Just because it's "in the manual" doesn't mean it's not a crappy bug :) More like it was too hard for some reason for the MySQL coders to implement. You and I both know that if you drop a damn table, the privileges should disappear, and if you rename it the privileges should move with it.

Lukas said...

Well for a drop statement it should be possible to write a little stored proc that cleans things up whenever you feel like cleaning up. No need to add this to all the drop statemements.

For rename things it gets alot trickier of course. I also think that rename is special in that its purely organizational and not really about modeling your data and so I could see rename also "move" the priviledges.

Markus Popp said...

I have now filed a feature request about this:

Feel free to also add your suggestions to this feature request.

Sheeri said...

I kind of feel like it's a referential integrity issue, and like being able to have ON CASCADE DELETE with foreign keys, there should be a similar ON DROP TABLE REMOVE PRIVILEGES type function. That way it can be user-specified, like it is with referential integrity *inside* the database.

Anonymous said...

You're thinking too much of normal condiutions and not enough about problem situations. :)

What happens when there's a problem and you need to drop the table and reload it from another copy or a backup?

Lose the privileges (and perhaps foreign keys and cascaded deletes from other tables) and what you're asking just made a problem which is easy to fix into one which gets you a miniature disaster with massive data loss you need to recover from.

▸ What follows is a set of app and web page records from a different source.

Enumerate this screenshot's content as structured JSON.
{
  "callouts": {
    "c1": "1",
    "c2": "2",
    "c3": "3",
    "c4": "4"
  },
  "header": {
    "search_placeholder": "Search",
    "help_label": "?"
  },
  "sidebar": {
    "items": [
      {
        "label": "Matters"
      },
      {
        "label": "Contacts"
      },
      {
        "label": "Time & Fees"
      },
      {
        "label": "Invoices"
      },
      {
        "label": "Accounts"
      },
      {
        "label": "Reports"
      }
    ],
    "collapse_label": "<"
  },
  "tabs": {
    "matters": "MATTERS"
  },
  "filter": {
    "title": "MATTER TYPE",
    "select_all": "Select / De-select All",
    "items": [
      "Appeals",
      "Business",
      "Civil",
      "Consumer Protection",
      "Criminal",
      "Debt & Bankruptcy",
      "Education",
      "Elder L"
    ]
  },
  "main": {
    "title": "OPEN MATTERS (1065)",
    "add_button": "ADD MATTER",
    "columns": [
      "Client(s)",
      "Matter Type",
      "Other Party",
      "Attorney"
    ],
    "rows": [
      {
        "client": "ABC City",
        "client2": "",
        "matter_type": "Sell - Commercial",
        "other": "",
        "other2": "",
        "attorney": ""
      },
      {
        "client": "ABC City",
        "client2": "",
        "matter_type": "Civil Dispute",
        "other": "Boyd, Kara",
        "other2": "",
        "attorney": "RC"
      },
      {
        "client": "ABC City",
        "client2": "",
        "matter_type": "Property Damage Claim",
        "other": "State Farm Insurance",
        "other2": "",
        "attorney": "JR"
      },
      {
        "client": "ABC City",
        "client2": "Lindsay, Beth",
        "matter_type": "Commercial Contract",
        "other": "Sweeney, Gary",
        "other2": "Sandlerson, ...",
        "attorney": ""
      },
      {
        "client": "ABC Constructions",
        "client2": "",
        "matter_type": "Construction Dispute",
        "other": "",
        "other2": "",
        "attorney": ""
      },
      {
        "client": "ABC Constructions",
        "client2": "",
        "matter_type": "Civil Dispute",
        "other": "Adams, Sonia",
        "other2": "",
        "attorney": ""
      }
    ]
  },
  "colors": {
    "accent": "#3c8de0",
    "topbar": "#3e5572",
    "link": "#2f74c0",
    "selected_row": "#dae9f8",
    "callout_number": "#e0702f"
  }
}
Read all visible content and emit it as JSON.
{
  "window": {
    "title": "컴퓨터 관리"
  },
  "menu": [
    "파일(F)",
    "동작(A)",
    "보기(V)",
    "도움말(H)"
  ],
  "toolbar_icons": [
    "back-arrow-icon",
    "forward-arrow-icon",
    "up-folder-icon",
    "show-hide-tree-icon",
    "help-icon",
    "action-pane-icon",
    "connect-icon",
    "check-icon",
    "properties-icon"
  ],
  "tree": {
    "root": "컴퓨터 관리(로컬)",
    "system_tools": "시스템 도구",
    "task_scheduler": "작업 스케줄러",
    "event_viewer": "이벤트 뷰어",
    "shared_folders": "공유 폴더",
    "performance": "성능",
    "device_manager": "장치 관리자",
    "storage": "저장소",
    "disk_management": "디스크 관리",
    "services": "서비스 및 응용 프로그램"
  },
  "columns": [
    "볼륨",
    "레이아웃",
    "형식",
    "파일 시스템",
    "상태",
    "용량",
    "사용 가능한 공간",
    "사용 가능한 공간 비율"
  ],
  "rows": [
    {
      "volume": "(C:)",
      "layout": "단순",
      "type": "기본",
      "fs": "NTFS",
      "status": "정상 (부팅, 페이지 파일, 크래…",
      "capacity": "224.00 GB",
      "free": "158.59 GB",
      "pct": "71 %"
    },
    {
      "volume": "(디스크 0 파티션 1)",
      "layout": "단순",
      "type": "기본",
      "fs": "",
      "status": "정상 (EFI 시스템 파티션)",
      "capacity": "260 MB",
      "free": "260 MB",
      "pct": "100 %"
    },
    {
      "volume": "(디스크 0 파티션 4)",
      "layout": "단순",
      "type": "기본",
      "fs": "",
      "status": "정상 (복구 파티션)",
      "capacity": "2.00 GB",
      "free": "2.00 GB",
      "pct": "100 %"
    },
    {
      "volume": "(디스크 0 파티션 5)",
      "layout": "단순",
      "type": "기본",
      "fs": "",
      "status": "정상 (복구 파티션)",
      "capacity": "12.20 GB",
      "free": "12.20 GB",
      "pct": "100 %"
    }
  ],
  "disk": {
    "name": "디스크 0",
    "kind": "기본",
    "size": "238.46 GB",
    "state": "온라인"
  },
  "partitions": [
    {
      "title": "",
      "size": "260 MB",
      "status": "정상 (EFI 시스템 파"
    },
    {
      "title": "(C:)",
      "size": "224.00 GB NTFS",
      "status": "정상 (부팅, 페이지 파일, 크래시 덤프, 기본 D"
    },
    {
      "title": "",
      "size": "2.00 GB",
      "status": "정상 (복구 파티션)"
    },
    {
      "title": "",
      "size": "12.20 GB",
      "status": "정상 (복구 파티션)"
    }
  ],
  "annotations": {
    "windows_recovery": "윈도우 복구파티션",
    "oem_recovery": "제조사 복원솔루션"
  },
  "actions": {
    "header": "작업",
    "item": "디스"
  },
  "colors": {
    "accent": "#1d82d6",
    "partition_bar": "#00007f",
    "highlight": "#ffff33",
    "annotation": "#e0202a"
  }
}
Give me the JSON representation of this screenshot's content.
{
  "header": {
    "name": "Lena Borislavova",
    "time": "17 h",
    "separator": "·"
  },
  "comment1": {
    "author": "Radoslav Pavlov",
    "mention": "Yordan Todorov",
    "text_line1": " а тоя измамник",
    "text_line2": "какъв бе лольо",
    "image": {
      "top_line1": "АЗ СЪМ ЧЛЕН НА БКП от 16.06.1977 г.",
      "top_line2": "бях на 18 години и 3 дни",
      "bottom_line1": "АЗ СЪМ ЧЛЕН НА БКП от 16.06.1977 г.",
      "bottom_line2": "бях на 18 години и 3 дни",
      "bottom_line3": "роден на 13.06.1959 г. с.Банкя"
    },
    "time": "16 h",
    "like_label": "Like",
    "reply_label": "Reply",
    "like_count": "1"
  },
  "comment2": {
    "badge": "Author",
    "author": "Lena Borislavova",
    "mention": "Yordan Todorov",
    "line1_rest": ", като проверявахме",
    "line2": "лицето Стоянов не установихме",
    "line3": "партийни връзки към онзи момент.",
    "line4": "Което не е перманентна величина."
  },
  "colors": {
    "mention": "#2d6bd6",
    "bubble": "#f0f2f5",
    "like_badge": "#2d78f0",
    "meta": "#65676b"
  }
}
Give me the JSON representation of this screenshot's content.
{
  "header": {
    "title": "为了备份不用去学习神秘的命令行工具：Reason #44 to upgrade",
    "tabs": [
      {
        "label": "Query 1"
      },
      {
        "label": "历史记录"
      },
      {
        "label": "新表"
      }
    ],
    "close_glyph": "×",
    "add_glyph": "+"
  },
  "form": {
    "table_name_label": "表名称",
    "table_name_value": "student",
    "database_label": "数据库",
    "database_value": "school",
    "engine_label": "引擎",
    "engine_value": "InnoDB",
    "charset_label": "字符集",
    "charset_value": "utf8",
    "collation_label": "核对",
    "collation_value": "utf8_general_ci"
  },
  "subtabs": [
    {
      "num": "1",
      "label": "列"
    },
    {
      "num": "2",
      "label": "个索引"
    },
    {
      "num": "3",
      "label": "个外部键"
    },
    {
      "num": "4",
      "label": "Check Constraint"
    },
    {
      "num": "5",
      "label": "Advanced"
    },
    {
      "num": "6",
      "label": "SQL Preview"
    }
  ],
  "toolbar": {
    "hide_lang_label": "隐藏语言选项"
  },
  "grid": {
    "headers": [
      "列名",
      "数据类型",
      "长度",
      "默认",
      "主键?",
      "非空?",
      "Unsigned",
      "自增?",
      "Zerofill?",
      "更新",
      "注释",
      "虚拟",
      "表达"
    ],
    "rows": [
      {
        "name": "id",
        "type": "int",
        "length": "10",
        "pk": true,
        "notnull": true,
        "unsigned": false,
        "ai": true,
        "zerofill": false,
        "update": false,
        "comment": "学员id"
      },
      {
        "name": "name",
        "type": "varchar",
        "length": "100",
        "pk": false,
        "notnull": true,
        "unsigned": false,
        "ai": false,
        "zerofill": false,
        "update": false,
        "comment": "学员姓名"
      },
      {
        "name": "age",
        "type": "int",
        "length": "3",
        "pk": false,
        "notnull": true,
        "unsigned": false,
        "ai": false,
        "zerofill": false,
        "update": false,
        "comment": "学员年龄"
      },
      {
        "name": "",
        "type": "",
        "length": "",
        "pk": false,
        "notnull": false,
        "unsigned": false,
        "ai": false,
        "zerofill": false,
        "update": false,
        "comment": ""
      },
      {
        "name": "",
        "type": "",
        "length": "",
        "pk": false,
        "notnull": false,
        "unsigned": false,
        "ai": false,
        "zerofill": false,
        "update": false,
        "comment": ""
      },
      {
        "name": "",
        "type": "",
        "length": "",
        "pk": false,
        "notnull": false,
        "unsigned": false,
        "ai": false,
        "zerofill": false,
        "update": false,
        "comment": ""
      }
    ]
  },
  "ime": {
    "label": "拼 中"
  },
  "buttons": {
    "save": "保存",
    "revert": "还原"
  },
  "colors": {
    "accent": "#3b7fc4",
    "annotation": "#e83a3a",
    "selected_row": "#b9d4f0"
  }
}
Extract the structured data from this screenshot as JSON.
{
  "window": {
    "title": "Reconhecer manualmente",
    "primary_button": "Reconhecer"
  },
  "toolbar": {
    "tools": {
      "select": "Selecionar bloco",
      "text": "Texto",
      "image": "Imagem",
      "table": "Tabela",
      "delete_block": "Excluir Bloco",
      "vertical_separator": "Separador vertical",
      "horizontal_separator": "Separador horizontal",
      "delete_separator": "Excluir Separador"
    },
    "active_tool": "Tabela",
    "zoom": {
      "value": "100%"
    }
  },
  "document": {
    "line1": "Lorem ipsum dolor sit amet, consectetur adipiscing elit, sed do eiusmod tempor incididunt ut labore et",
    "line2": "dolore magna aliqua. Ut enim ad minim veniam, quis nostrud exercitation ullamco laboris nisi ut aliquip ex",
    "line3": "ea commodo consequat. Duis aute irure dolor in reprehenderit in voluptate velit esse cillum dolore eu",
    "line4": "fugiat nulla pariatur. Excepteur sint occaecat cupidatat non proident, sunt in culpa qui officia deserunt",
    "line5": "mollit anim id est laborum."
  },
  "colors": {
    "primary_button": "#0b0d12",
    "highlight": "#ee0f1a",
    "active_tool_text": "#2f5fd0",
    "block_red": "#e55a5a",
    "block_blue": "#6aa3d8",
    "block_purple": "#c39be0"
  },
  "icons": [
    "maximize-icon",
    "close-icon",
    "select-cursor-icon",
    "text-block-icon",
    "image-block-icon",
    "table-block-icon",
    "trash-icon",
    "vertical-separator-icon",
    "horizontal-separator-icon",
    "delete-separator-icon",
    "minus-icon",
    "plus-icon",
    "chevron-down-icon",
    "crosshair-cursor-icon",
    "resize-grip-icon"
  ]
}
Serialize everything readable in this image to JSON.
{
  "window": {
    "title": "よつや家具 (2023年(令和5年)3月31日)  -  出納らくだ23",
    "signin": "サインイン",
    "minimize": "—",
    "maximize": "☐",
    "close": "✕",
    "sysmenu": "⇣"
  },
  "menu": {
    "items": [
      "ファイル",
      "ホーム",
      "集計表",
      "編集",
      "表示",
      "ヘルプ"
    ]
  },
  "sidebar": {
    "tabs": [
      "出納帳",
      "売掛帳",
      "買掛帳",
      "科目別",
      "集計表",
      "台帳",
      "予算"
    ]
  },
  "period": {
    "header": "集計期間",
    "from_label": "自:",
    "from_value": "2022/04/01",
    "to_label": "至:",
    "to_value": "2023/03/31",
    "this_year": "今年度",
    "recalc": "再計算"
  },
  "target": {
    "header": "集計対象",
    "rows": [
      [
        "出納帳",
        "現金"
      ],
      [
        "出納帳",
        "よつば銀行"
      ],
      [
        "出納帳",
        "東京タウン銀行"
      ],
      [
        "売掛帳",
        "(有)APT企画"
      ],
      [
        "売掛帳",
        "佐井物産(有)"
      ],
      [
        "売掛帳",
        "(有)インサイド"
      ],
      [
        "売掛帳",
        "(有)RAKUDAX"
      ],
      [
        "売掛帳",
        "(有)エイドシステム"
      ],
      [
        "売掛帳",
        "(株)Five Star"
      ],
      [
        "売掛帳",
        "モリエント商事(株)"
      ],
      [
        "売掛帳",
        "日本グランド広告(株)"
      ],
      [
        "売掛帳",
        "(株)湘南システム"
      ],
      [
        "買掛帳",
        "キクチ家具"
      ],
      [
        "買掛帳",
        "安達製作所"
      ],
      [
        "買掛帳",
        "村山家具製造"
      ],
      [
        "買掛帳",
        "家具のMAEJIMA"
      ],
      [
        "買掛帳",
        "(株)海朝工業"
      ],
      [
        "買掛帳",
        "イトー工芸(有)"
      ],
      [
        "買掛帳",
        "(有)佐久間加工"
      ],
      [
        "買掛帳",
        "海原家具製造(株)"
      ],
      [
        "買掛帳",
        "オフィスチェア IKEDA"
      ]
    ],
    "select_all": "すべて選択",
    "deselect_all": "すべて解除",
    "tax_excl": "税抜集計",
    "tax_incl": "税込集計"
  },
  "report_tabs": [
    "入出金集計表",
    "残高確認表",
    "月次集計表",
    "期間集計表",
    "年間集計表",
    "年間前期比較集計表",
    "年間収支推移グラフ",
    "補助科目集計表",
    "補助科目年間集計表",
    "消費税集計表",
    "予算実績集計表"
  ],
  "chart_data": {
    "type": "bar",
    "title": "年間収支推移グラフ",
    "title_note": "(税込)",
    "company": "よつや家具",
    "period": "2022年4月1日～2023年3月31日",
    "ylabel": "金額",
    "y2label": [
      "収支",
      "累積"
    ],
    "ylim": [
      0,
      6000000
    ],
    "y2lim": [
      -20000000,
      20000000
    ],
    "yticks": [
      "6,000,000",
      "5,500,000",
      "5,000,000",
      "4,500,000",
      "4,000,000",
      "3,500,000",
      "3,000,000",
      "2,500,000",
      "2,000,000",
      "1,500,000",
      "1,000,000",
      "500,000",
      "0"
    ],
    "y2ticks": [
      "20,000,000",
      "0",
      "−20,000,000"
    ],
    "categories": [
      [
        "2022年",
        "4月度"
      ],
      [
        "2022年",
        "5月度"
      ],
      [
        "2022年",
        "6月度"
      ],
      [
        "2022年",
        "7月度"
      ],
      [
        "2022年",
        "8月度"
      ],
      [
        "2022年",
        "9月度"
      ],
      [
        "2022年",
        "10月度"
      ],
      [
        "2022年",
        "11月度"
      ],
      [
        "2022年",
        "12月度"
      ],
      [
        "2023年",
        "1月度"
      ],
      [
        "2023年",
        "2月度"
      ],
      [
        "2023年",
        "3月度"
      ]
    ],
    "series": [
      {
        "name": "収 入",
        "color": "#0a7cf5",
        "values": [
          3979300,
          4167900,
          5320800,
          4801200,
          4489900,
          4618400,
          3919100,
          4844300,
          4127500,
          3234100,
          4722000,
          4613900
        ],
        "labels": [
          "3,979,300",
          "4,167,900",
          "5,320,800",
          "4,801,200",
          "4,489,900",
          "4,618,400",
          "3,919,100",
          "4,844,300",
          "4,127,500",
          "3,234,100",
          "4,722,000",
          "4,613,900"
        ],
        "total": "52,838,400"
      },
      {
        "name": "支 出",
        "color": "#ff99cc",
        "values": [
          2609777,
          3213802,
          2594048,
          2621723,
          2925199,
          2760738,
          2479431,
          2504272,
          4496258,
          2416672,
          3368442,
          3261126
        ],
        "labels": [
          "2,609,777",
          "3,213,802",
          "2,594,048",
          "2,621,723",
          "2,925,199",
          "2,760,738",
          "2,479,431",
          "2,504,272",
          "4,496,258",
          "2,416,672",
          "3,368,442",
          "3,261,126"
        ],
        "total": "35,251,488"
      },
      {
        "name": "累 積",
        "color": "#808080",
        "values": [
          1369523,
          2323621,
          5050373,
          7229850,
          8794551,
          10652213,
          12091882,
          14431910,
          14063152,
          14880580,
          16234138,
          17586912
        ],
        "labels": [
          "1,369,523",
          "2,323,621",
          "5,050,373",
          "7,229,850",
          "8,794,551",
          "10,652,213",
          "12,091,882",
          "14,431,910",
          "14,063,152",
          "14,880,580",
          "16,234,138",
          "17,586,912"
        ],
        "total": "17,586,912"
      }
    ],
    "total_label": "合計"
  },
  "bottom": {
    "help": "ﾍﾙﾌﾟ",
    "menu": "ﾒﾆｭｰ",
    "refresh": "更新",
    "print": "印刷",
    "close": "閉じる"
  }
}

Hopefully we all know that we're less likely to consider all possible interactions when dealing with an emergency than normaly and also know that it's easier to delete permissions later than it is to work out what they used to be and give them back.

James Day